  1. Identifying Spending Patterns: Regularly tracking expenses enables individuals to identify any recurring patterns or areas where spending can be reduced. This awareness helps create opportunities for saving money that can be redirected towards paying off debts.
  2. Detecting Errors or Fraudulent Activity: Consistently reviewing account statements allows individuals to promptly detect any errors or fraudulent activity that may impact their overall financial well-being. Addressing these issues early on ensures minimal damage and reduces the risk of further complications.
  3. Tracking Progress Towards Financial Goals: Monitoring key financial indicators provides an opportunity to gauge progress towards achieving specific goals set during the debt consolidation process. It allows individuals to stay motivated by witnessing tangible results over time.
  4. Maintaining Accountability: Being aware of one’s current financial status fosters personal accountability and discipline when adhering to budgetary constraints and making timely payments.
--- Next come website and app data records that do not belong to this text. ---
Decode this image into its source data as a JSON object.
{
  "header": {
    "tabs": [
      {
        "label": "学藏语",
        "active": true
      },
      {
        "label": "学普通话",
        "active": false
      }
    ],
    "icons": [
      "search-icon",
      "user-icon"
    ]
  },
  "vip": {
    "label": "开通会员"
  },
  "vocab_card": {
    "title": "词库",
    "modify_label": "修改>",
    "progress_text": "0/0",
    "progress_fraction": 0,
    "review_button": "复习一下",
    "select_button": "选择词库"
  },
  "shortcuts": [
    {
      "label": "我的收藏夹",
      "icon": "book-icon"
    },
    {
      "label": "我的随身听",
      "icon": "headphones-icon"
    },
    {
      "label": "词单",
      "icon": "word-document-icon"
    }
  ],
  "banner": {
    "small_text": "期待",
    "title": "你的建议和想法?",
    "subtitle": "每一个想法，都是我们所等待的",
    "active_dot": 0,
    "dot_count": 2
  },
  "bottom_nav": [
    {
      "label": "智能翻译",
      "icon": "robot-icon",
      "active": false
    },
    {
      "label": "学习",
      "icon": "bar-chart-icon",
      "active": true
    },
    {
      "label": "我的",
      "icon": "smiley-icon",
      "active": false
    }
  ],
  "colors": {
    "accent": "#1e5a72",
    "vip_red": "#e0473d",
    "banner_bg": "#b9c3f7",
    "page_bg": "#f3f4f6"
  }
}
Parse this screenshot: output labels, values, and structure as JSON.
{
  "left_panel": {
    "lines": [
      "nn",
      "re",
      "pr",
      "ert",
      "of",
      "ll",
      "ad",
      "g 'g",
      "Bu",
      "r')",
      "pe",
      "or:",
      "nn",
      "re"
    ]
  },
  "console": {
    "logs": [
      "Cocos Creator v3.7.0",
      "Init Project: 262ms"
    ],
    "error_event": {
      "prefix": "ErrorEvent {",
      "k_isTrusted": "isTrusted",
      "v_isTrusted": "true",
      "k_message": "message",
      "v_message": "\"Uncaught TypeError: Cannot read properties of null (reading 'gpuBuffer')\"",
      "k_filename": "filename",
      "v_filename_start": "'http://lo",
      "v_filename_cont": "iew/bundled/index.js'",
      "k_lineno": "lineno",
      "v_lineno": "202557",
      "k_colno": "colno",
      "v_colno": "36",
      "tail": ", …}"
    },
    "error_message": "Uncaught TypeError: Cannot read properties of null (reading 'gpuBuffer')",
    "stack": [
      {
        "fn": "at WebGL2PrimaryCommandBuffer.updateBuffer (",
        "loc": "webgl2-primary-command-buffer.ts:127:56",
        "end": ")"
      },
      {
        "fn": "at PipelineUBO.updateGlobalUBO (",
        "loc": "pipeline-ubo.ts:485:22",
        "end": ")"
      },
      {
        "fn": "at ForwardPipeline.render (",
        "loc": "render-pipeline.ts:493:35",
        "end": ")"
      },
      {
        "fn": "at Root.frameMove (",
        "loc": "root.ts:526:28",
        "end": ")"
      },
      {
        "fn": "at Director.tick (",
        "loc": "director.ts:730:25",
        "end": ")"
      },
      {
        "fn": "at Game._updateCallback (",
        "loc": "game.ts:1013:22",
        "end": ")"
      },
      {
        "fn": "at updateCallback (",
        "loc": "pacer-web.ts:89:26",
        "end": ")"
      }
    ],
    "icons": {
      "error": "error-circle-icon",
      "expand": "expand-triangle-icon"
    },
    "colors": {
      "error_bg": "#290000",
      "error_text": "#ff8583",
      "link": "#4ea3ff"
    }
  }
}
These benefits highlight why diligent data monitoring should not be overlooked during debt consolidation efforts. To illustrate its significance further, consider the following table:

Key Indicators Benefits
Tracking Expenses Identifies potential savings
Detecting Errors Reduces financial vulnerabilities
Monitoring Progress Encourages motivation
Ensuring Accountability Maintains financial discipline

By actively monitoring their data, individuals can experience improved outcomes in their debt consolidation journey. It empowers them to make well-informed decisions and stay on track towards achieving long-term financial stability.

In conclusion, data monitoring plays a crucial role in the success of debt consolidation efforts. By regularly tracking income, expenses, and outstanding debts, individuals can identify spending patterns, detect errors or fraudulent activity early on, track progress towards financial goals, and maintain personal accountability. Embracing this practice enables effective debt management and fosters an environment conducive to regaining control over one’s finances.

About Roberto Frank

Check Also

Person analyzing financial documents online

Debt Consolidation Loans: Data Monitoring and Information

Debt consolidation loans have become an increasingly popular financial solution for individuals burdened with multiple …